SOURCE DATA:

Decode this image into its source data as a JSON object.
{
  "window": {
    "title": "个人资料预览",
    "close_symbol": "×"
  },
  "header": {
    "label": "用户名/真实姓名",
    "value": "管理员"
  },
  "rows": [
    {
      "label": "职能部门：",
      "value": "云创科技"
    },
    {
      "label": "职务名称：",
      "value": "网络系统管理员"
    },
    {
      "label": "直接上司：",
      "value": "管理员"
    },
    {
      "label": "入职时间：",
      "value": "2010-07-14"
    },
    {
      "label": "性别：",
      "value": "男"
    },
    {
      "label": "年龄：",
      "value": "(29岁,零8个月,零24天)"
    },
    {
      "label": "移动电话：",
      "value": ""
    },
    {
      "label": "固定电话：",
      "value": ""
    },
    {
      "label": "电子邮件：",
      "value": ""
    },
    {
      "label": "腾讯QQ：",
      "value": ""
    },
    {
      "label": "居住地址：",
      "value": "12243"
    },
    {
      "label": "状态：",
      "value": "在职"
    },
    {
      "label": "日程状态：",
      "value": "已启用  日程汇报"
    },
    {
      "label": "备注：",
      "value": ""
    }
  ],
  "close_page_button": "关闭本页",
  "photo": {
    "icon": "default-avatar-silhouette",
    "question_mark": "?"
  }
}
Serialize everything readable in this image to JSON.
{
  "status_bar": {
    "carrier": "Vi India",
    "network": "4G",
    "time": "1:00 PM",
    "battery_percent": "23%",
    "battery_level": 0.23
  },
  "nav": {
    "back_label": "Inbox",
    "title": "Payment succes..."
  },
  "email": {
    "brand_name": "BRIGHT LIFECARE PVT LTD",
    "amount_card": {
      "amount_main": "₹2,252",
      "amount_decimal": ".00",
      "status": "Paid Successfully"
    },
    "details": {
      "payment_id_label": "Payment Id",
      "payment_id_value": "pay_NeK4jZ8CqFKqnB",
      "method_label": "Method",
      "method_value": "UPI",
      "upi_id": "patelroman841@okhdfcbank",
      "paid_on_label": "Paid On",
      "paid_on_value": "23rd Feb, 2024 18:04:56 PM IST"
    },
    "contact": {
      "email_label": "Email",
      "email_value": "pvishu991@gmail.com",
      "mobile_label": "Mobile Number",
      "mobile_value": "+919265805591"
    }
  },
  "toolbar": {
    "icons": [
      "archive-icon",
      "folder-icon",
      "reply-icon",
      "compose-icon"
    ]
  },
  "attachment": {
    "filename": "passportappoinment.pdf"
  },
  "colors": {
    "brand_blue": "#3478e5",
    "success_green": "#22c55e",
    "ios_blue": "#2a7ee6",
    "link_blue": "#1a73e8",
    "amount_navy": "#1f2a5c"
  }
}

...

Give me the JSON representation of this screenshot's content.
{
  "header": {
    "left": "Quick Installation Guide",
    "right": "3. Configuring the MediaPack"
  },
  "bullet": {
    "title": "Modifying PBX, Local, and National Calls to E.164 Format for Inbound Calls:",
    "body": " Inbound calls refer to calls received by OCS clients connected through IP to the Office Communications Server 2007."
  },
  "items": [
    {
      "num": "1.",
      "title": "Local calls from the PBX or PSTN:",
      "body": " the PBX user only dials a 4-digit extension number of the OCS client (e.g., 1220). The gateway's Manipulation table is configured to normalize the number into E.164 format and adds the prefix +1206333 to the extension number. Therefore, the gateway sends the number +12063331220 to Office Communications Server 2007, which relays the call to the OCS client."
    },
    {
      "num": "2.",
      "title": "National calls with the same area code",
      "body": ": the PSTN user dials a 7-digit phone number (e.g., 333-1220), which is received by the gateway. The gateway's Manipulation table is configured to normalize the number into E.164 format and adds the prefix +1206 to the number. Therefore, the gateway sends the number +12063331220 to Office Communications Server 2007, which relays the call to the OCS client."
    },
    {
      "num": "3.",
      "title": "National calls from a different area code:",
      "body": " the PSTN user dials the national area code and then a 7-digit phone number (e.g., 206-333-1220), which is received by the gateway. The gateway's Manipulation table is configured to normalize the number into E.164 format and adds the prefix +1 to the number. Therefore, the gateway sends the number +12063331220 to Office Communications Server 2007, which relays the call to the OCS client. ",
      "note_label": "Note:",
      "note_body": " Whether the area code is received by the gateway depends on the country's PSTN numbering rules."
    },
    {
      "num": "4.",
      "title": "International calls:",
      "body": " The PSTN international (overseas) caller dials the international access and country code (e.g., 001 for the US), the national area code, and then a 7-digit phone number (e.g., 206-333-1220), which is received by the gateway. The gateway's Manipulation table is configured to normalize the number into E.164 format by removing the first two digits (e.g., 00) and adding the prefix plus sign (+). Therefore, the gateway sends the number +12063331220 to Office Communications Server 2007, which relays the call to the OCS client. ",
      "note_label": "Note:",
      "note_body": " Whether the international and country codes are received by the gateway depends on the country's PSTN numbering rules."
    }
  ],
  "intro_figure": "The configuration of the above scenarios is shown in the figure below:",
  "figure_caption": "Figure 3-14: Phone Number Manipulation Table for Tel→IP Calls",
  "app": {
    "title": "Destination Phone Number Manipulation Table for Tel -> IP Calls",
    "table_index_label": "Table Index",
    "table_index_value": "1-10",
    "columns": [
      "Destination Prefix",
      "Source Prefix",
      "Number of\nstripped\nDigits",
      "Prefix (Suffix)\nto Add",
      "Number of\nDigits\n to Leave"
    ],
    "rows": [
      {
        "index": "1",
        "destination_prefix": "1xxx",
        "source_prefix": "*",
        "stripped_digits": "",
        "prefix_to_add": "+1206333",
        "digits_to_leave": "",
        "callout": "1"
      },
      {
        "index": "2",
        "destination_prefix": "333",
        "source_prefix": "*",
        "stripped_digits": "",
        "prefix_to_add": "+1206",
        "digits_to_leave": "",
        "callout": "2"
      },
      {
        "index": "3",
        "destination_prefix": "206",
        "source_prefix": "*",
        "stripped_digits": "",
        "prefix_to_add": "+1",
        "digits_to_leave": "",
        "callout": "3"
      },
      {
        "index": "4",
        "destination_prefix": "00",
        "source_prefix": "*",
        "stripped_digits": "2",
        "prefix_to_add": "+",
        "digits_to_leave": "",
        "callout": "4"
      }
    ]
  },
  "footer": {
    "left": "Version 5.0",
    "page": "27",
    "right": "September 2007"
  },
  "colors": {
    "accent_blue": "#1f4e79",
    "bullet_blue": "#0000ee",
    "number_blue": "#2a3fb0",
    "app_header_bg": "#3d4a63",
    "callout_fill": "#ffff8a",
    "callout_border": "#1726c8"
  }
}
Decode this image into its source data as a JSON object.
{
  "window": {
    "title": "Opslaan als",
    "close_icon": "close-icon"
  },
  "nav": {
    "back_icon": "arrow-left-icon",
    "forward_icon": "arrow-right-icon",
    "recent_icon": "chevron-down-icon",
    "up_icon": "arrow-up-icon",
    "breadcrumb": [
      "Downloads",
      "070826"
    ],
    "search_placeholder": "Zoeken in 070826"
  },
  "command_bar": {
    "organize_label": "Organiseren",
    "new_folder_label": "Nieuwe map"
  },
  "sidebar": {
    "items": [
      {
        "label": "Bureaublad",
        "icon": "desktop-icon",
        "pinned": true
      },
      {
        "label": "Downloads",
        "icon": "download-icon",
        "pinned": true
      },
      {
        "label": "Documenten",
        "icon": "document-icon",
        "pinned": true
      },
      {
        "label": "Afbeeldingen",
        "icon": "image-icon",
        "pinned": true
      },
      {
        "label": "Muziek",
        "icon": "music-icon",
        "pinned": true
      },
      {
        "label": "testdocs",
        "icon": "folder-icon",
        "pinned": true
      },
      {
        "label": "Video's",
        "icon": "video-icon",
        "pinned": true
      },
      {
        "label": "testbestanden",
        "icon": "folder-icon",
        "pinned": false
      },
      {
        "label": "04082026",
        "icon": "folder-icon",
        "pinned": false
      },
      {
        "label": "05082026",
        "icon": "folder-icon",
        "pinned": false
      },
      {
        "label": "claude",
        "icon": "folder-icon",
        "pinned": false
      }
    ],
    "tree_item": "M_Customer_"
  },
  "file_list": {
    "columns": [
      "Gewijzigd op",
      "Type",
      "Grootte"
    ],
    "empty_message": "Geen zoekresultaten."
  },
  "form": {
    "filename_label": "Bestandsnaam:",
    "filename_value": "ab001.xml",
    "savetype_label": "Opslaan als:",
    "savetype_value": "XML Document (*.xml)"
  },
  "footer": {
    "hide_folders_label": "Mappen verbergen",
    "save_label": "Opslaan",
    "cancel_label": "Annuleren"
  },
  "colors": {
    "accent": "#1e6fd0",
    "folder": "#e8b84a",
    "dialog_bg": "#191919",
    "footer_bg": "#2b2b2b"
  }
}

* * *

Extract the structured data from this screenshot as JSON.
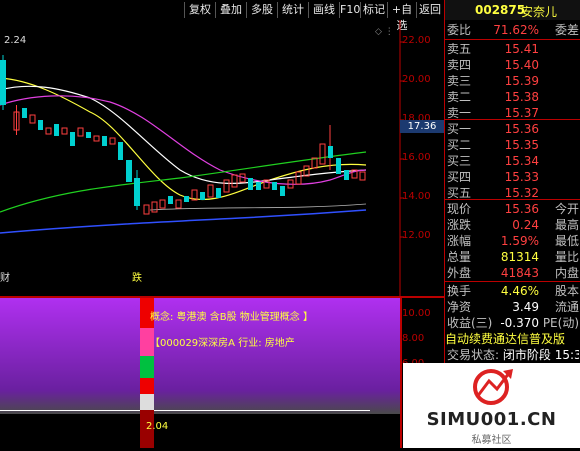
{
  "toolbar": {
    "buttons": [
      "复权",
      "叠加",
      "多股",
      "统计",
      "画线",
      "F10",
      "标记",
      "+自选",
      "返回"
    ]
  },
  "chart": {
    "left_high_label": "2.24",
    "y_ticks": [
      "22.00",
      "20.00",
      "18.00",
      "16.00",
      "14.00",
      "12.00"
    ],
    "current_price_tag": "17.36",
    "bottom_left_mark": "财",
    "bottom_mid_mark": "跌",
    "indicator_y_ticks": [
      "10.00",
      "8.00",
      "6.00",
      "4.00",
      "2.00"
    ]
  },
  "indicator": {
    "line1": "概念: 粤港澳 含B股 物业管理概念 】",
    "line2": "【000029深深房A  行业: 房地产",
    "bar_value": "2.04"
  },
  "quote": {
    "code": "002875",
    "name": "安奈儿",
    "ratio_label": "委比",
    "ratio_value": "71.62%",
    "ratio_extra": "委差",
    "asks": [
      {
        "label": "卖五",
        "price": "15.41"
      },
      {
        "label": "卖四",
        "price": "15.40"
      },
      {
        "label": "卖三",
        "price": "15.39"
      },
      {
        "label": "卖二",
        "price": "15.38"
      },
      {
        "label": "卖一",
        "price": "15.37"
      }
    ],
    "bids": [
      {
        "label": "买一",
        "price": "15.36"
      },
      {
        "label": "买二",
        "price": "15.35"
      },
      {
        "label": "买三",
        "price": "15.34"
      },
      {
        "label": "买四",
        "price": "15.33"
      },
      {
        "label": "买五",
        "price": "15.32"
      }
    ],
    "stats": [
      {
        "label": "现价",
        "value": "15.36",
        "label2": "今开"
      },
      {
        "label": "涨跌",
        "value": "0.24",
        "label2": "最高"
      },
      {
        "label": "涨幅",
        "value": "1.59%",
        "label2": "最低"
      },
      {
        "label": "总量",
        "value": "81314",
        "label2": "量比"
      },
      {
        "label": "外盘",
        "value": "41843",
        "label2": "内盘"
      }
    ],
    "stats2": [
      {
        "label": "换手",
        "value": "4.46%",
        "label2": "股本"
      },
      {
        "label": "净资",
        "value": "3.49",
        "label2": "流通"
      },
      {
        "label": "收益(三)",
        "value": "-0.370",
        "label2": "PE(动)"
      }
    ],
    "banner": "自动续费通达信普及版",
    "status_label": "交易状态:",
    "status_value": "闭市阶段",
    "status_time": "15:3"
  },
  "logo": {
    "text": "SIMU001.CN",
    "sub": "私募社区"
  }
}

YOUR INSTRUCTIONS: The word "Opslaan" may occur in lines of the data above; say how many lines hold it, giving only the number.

ANSWER TO THE EXERCISE: 3